Many nonprofits have also been created by visionary leaders, and have the same challenges Facebook may–like boards of directors who aren’t willing to stand up to the founder, or even at some point look for new leadership.

There are ways to avoid this dynamic.

A Diverse Board.  Facebook’s board is all-male.  Don’t make the same mistake. A diverse board, though, is not just gender or race diverse. It should be age-diverse and made up not only of donors, but of people from the communities the organization serves. It should also include several individuals from related institutions (perhaps in other states), who can lend relevant expertise.

Free-Thinking Leadership. Board leaders are often hand-picked by the Executive, so that they get along well together. This is great. But more important is leaders who can speak their mind to the Executive and be sure all ideas and options are on the table.

Financial Compliance. It’s not uncommon for nonprofits still being led by their founders to have some squishy numbers in the books. An Audit Committee—separate from the Finance Committee—should oversee an annual audit process that follows current accounting standards.  Independent Sector offers a checklist for accountability that includes these standards.

Mission-Driven Decisionmaking. At the end of the day, every board and leadership decision should meet this simple litmus test “Does this further our mission?”  It sounds easy, but sometimes Founder-led organizations can get sidetracked with pet projects of the founder, or conversely, projects the founder doesn’t find particularly interesting but need to be done to move the mission forward.

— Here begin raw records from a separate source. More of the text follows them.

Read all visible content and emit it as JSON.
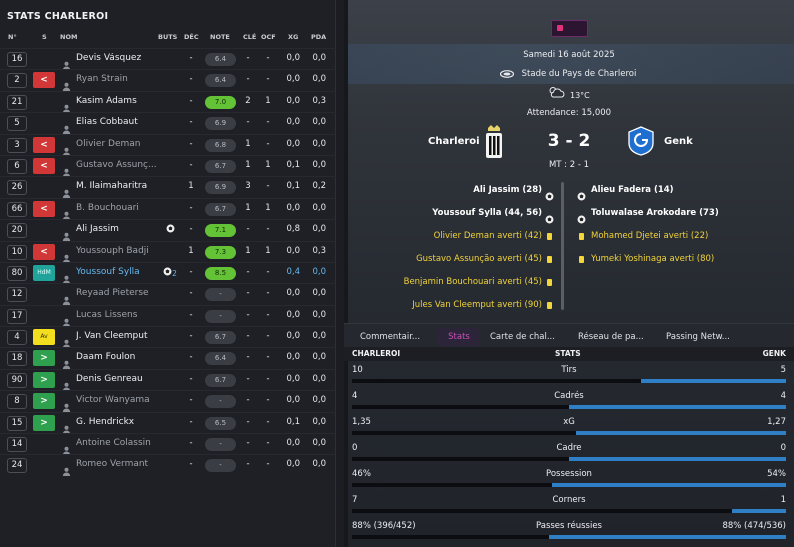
{
  "left": {
    "title": "STATS CHARLEROI",
    "headers": {
      "num": "N°",
      "s": "S",
      "name": "NOM",
      "buts": "BUTS",
      "dec": "DÉC",
      "note": "NOTE",
      "cle": "CLÉ",
      "ocf": "OCF",
      "xg": "XG",
      "pda": "PDA"
    },
    "players": [
      {
        "num": "16",
        "status": "",
        "name": "Devis Vásquez",
        "buts": "",
        "dec": "-",
        "note": "6.4",
        "cle": "-",
        "ocf": "-",
        "xg": "0,0",
        "pda": "0,0"
      },
      {
        "num": "2",
        "status": "out",
        "name": "Ryan Strain",
        "buts": "",
        "dec": "-",
        "note": "6.4",
        "cle": "-",
        "ocf": "-",
        "xg": "0,0",
        "pda": "0,0"
      },
      {
        "num": "21",
        "status": "",
        "name": "Kasim Adams",
        "buts": "",
        "dec": "-",
        "note": "7.0",
        "cle": "2",
        "ocf": "1",
        "xg": "0,0",
        "pda": "0,3"
      },
      {
        "num": "5",
        "status": "",
        "name": "Elias Cobbaut",
        "buts": "",
        "dec": "-",
        "note": "6.9",
        "cle": "-",
        "ocf": "-",
        "xg": "0,0",
        "pda": "0,0"
      },
      {
        "num": "3",
        "status": "out",
        "name": "Olivier Deman",
        "buts": "",
        "dec": "-",
        "note": "6.8",
        "cle": "1",
        "ocf": "-",
        "xg": "0,0",
        "pda": "0,0"
      },
      {
        "num": "6",
        "status": "out",
        "name": "Gustavo Assunç...",
        "buts": "",
        "dec": "-",
        "note": "6.7",
        "cle": "1",
        "ocf": "1",
        "xg": "0,1",
        "pda": "0,0"
      },
      {
        "num": "26",
        "status": "",
        "name": "M. Ilaimaharitra",
        "buts": "",
        "dec": "1",
        "note": "6.9",
        "cle": "3",
        "ocf": "-",
        "xg": "0,1",
        "pda": "0,2"
      },
      {
        "num": "66",
        "status": "out",
        "name": "B. Bouchouari",
        "buts": "",
        "dec": "-",
        "note": "6.7",
        "cle": "1",
        "ocf": "1",
        "xg": "0,0",
        "pda": "0,0"
      },
      {
        "num": "20",
        "status": "",
        "name": "Ali Jassim",
        "buts": "ball",
        "dec": "-",
        "note": "7.1",
        "cle": "-",
        "ocf": "-",
        "xg": "0,8",
        "pda": "0,0"
      },
      {
        "num": "10",
        "status": "out",
        "name": "Youssouph Badji",
        "buts": "",
        "dec": "1",
        "note": "7.3",
        "cle": "1",
        "ocf": "1",
        "xg": "0,0",
        "pda": "0,3"
      },
      {
        "num": "80",
        "status": "hdm",
        "name": "Youssouf Sylla",
        "buts": "ball2",
        "dec": "-",
        "note": "8.5",
        "cle": "-",
        "ocf": "-",
        "xg": "0,4",
        "pda": "0,0"
      },
      {
        "num": "12",
        "status": "",
        "name": "Reyaad Pieterse",
        "buts": "",
        "dec": "-",
        "note": "-",
        "cle": "-",
        "ocf": "-",
        "xg": "0,0",
        "pda": "0,0"
      },
      {
        "num": "17",
        "status": "",
        "name": "Lucas Lissens",
        "buts": "",
        "dec": "-",
        "note": "-",
        "cle": "-",
        "ocf": "-",
        "xg": "0,0",
        "pda": "0,0"
      },
      {
        "num": "4",
        "status": "av",
        "name": "J. Van Cleemput",
        "buts": "",
        "dec": "-",
        "note": "6.7",
        "cle": "-",
        "ocf": "-",
        "xg": "0,0",
        "pda": "0,0"
      },
      {
        "num": "18",
        "status": "in",
        "name": "Daam Foulon",
        "buts": "",
        "dec": "-",
        "note": "6.4",
        "cle": "-",
        "ocf": "-",
        "xg": "0,0",
        "pda": "0,0"
      },
      {
        "num": "90",
        "status": "in",
        "name": "Denis Genreau",
        "buts": "",
        "dec": "-",
        "note": "6.7",
        "cle": "-",
        "ocf": "-",
        "xg": "0,0",
        "pda": "0,0"
      },
      {
        "num": "8",
        "status": "in",
        "name": "Victor Wanyama",
        "buts": "",
        "dec": "-",
        "note": "-",
        "cle": "-",
        "ocf": "-",
        "xg": "0,0",
        "pda": "0,0"
      },
      {
        "num": "15",
        "status": "in",
        "name": "G. Hendrickx",
        "buts": "",
        "dec": "-",
        "note": "6.5",
        "cle": "-",
        "ocf": "-",
        "xg": "0,1",
        "pda": "0,0"
      },
      {
        "num": "14",
        "status": "",
        "name": "Antoine Colassin",
        "buts": "",
        "dec": "-",
        "note": "-",
        "cle": "-",
        "ocf": "-",
        "xg": "0,0",
        "pda": "0,0"
      },
      {
        "num": "24",
        "status": "",
        "name": "Romeo Vermant",
        "buts": "",
        "dec": "-",
        "note": "-",
        "cle": "-",
        "ocf": "-",
        "xg": "0,0",
        "pda": "0,0"
      }
    ],
    "badges": {
      "av": "Av",
      "hdm": "HdM",
      "out": "<",
      "in": ">"
    },
    "sylla_goals": "2"
  },
  "match": {
    "date": "Samedi 16 août 2025",
    "stadium": "Stade du Pays de Charleroi",
    "temperature": "13°C",
    "attendance": "Attendance: 15,000",
    "home": "Charleroi",
    "away": "Genk",
    "score": "3 - 2",
    "halftime": "MT : 2 - 1",
    "home_goals": [
      "Ali Jassim (28)",
      "Youssouf Sylla (44, 56)"
    ],
    "home_cards": [
      "Olivier Deman averti (42)",
      "Gustavo Assunção averti (45)",
      "Benjamin Bouchouari averti (45)",
      "Jules Van Cleemput averti (90)"
    ],
    "away_goals": [
      "Alieu Fadera (14)",
      "Toluwalase Arokodare (73)"
    ],
    "away_cards": [
      "Mohamed Djetei averti (22)",
      "Yumeki Yoshinaga averti (80)"
    ]
  },
  "tabs": [
    "Commentair...",
    "Stats",
    "Carte de chal...",
    "Réseau de pa...",
    "Passing Netw..."
  ],
  "stats": {
    "home_label": "CHARLEROI",
    "center_label": "STATS",
    "away_label": "GENK",
    "rows": [
      {
        "label": "Tirs",
        "home": "10",
        "away": "5",
        "home_share": 0.667
      },
      {
        "label": "Cadrés",
        "home": "4",
        "away": "4",
        "home_share": 0.5
      },
      {
        "label": "xG",
        "home": "1,35",
        "away": "1,27",
        "home_share": 0.515
      },
      {
        "label": "Cadre",
        "home": "0",
        "away": "0",
        "home_share": 0.5
      },
      {
        "label": "Possession",
        "home": "46%",
        "away": "54%",
        "home_share": 0.46
      },
      {
        "label": "Corners",
        "home": "7",
        "away": "1",
        "home_share": 0.875
      },
      {
        "label": "Passes réussies",
        "home": "88% (396/452)",
        "away": "88% (474/536)",
        "home_share": 0.455
      }
    ]
  }
}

Succession Planning. Every business owner needs to do it. So do nonprofit organization founders. It’s a conversation that needs to be had with the board, with real plans and timelines drawn up on paper so everyone knows what role the founder will play and how the organization will continue to succeed after he or she retires.  Consider planning for an Interim Executive for 18 months after the founder leaves. No one can match the zeal and history of the founder, and a leader who is experienced in helping organizations make transitions can be just the right person to bridge to your next visionary.